Sandy City to consider possibility of property tax increase
Jul 25, 2018 01:21PM
● By Justin Adams
Sandy City officials meet for a budget workshop meeting on July 17. (Justin Adams/Sandy Journal)
By Justin Adams | [email protected]
Cities across the valley and throughout the state are considering raising their property taxes, and Sandy may be following suit next year.
On July 17, Sandy-elected leaders and employees met for the first of several budget workshop meetings that will be taking place during the next six months.
“We want to better prepare ourselves for the next budget cycle,” said City Council Director Mike Applegarth.
Of top concern for the city will be whether they will need to raise property taxes next year.
“We’re just looking at our budget and asking what do we need to pay for,” Sandy Deputy Mayor Evelyn Everton told the Sandy Journal. “We have a lot of facilities that need to be either completely built or remodeled.”
Those facilities include a new public works building which burnt down last year, as well as repairs and renovations to the Sandy Senior Center and the city’s parks and recreation building.
“Something needs to be done with the parks and recreation building,” said Everton. “It’s pretty much falling apart at this point.”
Everton said the city also needs to build a new fire station near the Cairns development area to service all the growth happening there. All in all, Mayor Kurt Bradburn said during the workshop meeting that these facilities projects could cost the city upwards of $40 million over the next four to five years.
Add to that the increased compensation packages for the police and fire departments that were passed during this year’s budget and it’s apparent why the city would consider a property tax increase.
Nothing is certain at this point though.
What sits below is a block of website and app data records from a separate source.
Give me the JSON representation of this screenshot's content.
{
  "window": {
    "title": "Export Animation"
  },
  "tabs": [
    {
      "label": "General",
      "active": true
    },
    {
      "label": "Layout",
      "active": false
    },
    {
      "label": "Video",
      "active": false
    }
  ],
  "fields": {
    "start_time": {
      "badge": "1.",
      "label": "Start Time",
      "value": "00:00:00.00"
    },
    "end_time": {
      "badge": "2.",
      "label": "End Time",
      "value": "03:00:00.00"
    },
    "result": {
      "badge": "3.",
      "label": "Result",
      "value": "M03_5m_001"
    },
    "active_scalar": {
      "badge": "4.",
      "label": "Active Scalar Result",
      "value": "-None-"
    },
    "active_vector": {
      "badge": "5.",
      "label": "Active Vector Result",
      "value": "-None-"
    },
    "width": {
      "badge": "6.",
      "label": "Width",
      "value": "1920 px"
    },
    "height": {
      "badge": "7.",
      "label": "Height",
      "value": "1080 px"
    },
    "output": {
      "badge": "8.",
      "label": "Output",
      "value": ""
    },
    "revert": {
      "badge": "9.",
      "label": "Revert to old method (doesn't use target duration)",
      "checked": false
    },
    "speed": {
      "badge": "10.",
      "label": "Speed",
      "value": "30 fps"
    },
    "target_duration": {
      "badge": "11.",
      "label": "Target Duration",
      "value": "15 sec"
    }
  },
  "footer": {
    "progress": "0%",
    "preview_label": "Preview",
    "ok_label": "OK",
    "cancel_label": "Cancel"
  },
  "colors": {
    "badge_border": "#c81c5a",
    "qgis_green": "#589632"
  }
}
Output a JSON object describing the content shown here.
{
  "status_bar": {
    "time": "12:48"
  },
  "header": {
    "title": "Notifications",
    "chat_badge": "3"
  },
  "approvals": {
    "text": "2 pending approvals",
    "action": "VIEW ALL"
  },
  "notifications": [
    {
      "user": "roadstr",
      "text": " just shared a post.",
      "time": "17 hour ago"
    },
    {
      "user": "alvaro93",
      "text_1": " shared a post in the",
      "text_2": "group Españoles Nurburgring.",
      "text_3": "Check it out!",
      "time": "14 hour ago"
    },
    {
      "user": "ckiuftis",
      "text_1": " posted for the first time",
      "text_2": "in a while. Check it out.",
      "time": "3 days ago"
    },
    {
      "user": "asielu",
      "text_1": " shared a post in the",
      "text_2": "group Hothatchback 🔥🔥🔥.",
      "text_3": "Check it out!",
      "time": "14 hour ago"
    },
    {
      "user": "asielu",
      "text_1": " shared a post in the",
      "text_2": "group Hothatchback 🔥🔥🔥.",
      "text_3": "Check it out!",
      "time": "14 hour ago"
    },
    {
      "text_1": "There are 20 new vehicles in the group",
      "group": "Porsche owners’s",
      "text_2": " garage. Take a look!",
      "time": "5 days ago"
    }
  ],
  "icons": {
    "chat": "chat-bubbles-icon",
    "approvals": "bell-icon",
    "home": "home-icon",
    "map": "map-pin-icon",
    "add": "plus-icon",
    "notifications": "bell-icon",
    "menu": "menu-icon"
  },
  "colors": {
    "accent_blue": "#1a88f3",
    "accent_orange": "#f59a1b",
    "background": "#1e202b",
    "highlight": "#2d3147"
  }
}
Everton said city leaders are going to take a hard look at making cuts to the budget before they decide to go with a property tax increase.
“We want to make sure that we are cutting things that aren’t essential so we can make the case to residents that we’re not just raising taxes so we can spend carelessly,” she said.
If city leaders decide to raise property taxes, Everton said it would be the first substantial increase in 25 years.
“The mayors before (former) Mayor (Tom) Dolan were raising taxes pretty quickly. There was a lot of growth they were dealing with, going from farmland to a suburban area. So when Mayor Dolan came in he ran on a campaign of ‘I won’t raise taxes.’ To his credit he stuck to that for a lot of years but maybe to the detriment of the budget when it comes to keeping up with inflation.”
Another concern for the city is an imbalance between the city’s revenue from property tax versus sales tax. According to Everton, 75 percent of the city’s tax revenue comes from sales tax. Normally this is great for Sandy residents because that’s what allows Sandy to have the lowest property taxes in the county. But in the case of another financial recession, sales tax revenue can significantly diminish, causing problems for cities like Sandy that heavily rely on it for their budget.
Helping residents to understand the city’s financial status as well as the nuances of property tax is going to be a priority for Sandy if they go down this road.
“Our goal is to make sure they understand that we’ve done our due diligence,” said Everton. “We want the residents to be confident that their money is being spent wisely, because at the end of the day it is their money.”
The first opportunity for residents to learn more will come on Aug. 14 when a representative from the Utah League of Cities and Towns will be coming to the city council meeting to give a presentation about the logistics and details of property tax in Utah.